[11] In this case, Newman initially forfeited his right to challenge the accuracy of the restitution order by failing to make a sufficiently specific objection at his sentencing hearing. His negligence, however, was absolved by the Government's failure to recognize his forfeiture of this argument--the infamous, if somewhat misnamed, "waiver of waiver" situation. See, e.g., United States v. Leichtnam, 948 F.2d 370, 375 (7th Cir. 1991). We therefore review Newman's challenge under the abuse of discretion standard.


[12] We assume this to be true because we could not find a copy of the audit in the record after a diligent search and because Newman's counsel objected to the lack of opportunity to verify the bank's audit. Also, if a copy of the audit had appeared in the record, we would have expected at least one of the parties to include a copy of this document in the appendix of its brief, as required by our Circuit Rule 30(b)(5).

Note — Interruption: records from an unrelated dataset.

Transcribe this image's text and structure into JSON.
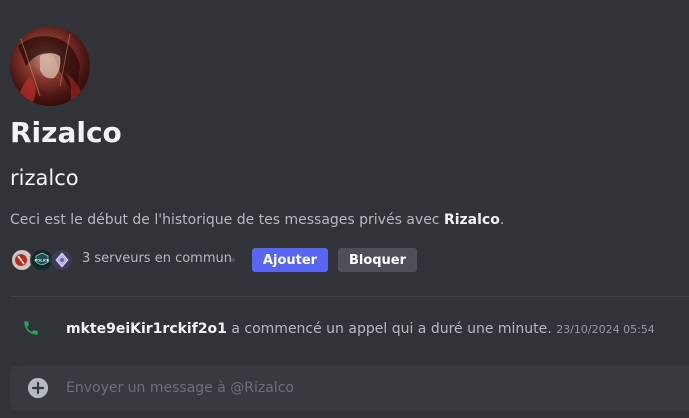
{
  "profile": {
    "display_name": "Rizalco",
    "username": "rizalco",
    "intro_prefix": "Ceci est le début de l'historique de tes messages privés avec ",
    "intro_name": "Rizalco",
    "intro_suffix": "."
  },
  "mutual": {
    "text": "3 serveurs en commun",
    "servers": [
      {
        "icon": "server-icon-red-avatar"
      },
      {
        "icon": "server-icon-police-logo",
        "label": "POLICE"
      },
      {
        "icon": "server-icon-diamond"
      }
    ]
  },
  "actions": {
    "add_label": "Ajouter",
    "block_label": "Bloquer"
  },
  "call": {
    "icon": "phone-icon",
    "user": "mkte9eiKir1rckif2o1",
    "description": " a commencé un appel qui a duré une minute. ",
    "timestamp": "23/10/2024 05:54"
  },
  "composer": {
    "placeholder": "Envoyer un message à @Rizalco",
    "value": ""
  },
  "colors": {
    "background": "#313338",
    "accent": "#5865f2",
    "call_green": "#23a55a"
  }
}
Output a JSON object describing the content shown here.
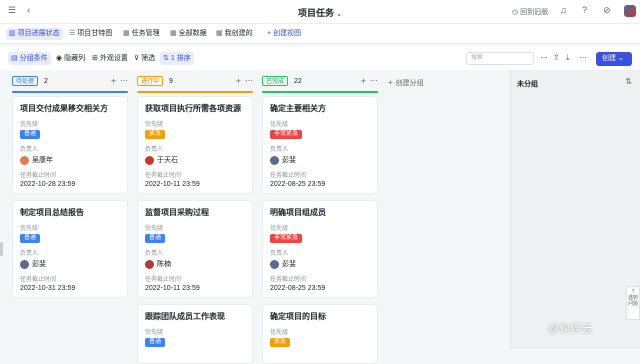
{
  "topbar": {
    "title": "项目任务",
    "old_version": "回到旧版"
  },
  "tabs": [
    {
      "label": "项目进展状态",
      "icon": "kanban-icon"
    },
    {
      "label": "项目甘特图",
      "icon": "gantt-icon"
    },
    {
      "label": "任务管理",
      "icon": "table-icon"
    },
    {
      "label": "全部数据",
      "icon": "table-icon"
    },
    {
      "label": "我创建的",
      "icon": "table-icon"
    },
    {
      "label": "创建视图",
      "icon": "plus-icon"
    }
  ],
  "toolbar": {
    "group_by": "分组条件",
    "hide_cols": "隐藏列",
    "appearance": "外观设置",
    "filter": "筛选",
    "sort": "1 排序",
    "search_placeholder": "搜索",
    "create": "创建"
  },
  "columns": [
    {
      "tag": "待处理",
      "count": "2",
      "color": "#3b82f6",
      "cards": [
        {
          "title": "项目交付成果移交相关方",
          "prio_label": "优先级",
          "prio": "普通",
          "prio_color": "#3b82f6",
          "owner_label": "负责人",
          "owner": "吴康年",
          "deadline_label": "任务截止时间",
          "deadline": "2022-10-28 23:59"
        },
        {
          "title": "制定项目总结报告",
          "prio_label": "优先级",
          "prio": "普通",
          "prio_color": "#3b82f6",
          "owner_label": "负责人",
          "owner": "彭斐",
          "deadline_label": "任务截止时间",
          "deadline": "2022-10-31 23:59"
        }
      ]
    },
    {
      "tag": "进行中",
      "count": "9",
      "color": "#f59e0b",
      "cards": [
        {
          "title": "获取项目执行所需各项资源",
          "prio_label": "优先级",
          "prio": "紧急",
          "prio_color": "#f59e0b",
          "owner_label": "负责人",
          "owner": "于天石",
          "deadline_label": "任务截止时间",
          "deadline": "2022-10-11 23:59"
        },
        {
          "title": "监督项目采购过程",
          "prio_label": "优先级",
          "prio": "普通",
          "prio_color": "#3b82f6",
          "owner_label": "负责人",
          "owner": "陈楠",
          "deadline_label": "任务截止时间",
          "deadline": "2022-10-11 23:59"
        },
        {
          "title": "跟踪团队成员工作表现",
          "prio_label": "优先级",
          "prio": "普通",
          "prio_color": "#3b82f6"
        }
      ]
    },
    {
      "tag": "已完成",
      "count": "22",
      "color": "#22c55e",
      "cards": [
        {
          "title": "确定主要相关方",
          "prio_label": "优先级",
          "prio": "非常紧急",
          "prio_color": "#ef4444",
          "owner_label": "负责人",
          "owner": "彭斐",
          "deadline_label": "任务截止时间",
          "deadline": "2022-08-25 23:59"
        },
        {
          "title": "明确项目组成员",
          "prio_label": "优先级",
          "prio": "非常紧急",
          "prio_color": "#ef4444",
          "owner_label": "负责人",
          "owner": "彭斐",
          "deadline_label": "任务截止时间",
          "deadline": "2022-08-25 23:59"
        },
        {
          "title": "确定项目的目标",
          "prio_label": "优先级",
          "prio": "紧急",
          "prio_color": "#f59e0b"
        }
      ]
    }
  ],
  "add_group": "创建分组",
  "side_panel": {
    "title": "未分组"
  },
  "help": "遇到问题",
  "watermark": "@伙伴云"
}
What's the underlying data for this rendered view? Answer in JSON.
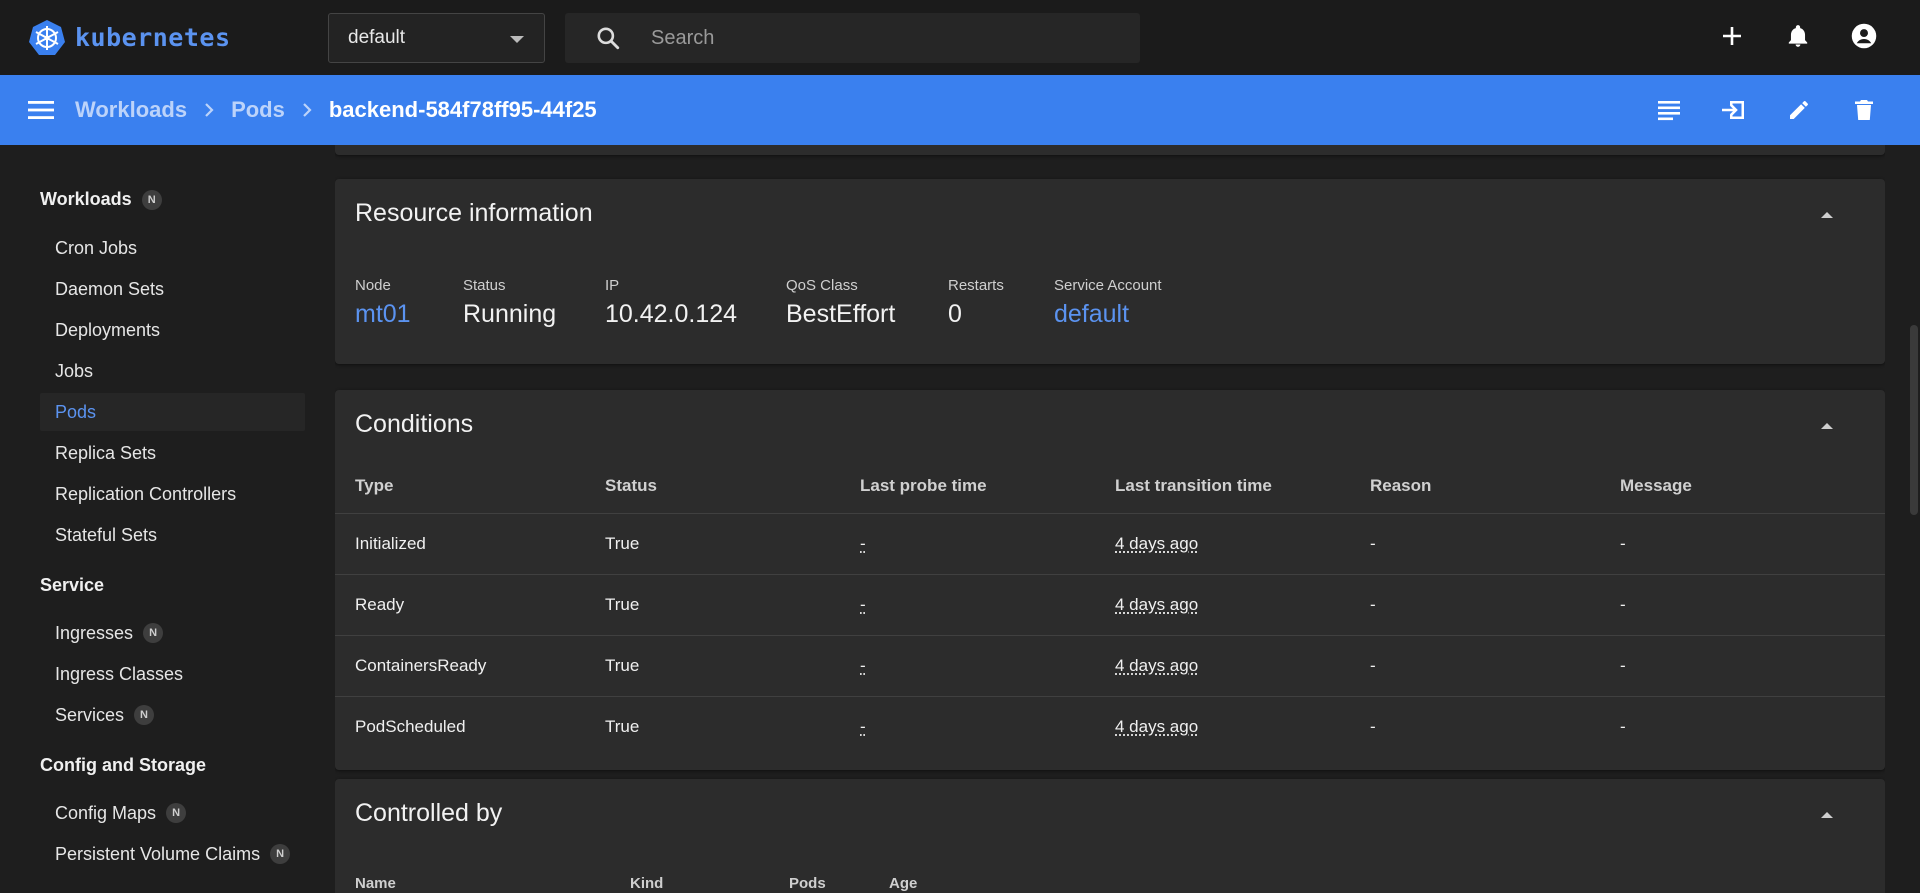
{
  "topbar": {
    "logo_text": "kubernetes",
    "namespace": "default",
    "search_placeholder": "Search"
  },
  "header": {
    "breadcrumbs": [
      "Workloads",
      "Pods"
    ],
    "current": "backend-584f78ff95-44f25"
  },
  "sidebar": {
    "badge": "N",
    "groups": {
      "workloads": "Workloads",
      "service": "Service",
      "config": "Config and Storage"
    },
    "workloads_items": [
      "Cron Jobs",
      "Daemon Sets",
      "Deployments",
      "Jobs",
      "Pods",
      "Replica Sets",
      "Replication Controllers",
      "Stateful Sets"
    ],
    "service_items": [
      "Ingresses",
      "Ingress Classes",
      "Services"
    ],
    "config_items": [
      "Config Maps",
      "Persistent Volume Claims"
    ],
    "active": "Pods"
  },
  "resource_info": {
    "title": "Resource information",
    "fields": [
      {
        "label": "Node",
        "value": "mt01",
        "link": true
      },
      {
        "label": "Status",
        "value": "Running",
        "link": false
      },
      {
        "label": "IP",
        "value": "10.42.0.124",
        "link": false
      },
      {
        "label": "QoS Class",
        "value": "BestEffort",
        "link": false
      },
      {
        "label": "Restarts",
        "value": "0",
        "link": false
      },
      {
        "label": "Service Account",
        "value": "default",
        "link": true
      }
    ]
  },
  "conditions": {
    "title": "Conditions",
    "columns": [
      "Type",
      "Status",
      "Last probe time",
      "Last transition time",
      "Reason",
      "Message"
    ],
    "rows": [
      [
        "Initialized",
        "True",
        "-",
        "4 days ago",
        "-",
        "-"
      ],
      [
        "Ready",
        "True",
        "-",
        "4 days ago",
        "-",
        "-"
      ],
      [
        "ContainersReady",
        "True",
        "-",
        "4 days ago",
        "-",
        "-"
      ],
      [
        "PodScheduled",
        "True",
        "-",
        "4 days ago",
        "-",
        "-"
      ]
    ]
  },
  "controlled_by": {
    "title": "Controlled by",
    "columns": [
      "Name",
      "Kind",
      "Pods",
      "Age"
    ]
  },
  "colors": {
    "accent": "#3a80ef",
    "link": "#5b93f0",
    "card": "#2c2c2c"
  }
}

[13] We certainly recognize the difficulty in proving a negative proposition. It might have been difficult for Newman to disprove the bank's asserted loss, but it would not have been impossible; at the very least, he could have made a specific objection and offered some reason why the proposed figure was inaccurate. For instance, Newman could have cast doubt on the claimed loss figure by any number of methods: testimony concerning thefts by employees of the bank (as a way to suggest the loss figure was inflated to recover some of these funds), testimony by the bank tellers regarding the money they remember stuffing in Newman's duffle bag, and testimony from Newman himself swearing that he stole far less than the claimed $13,598.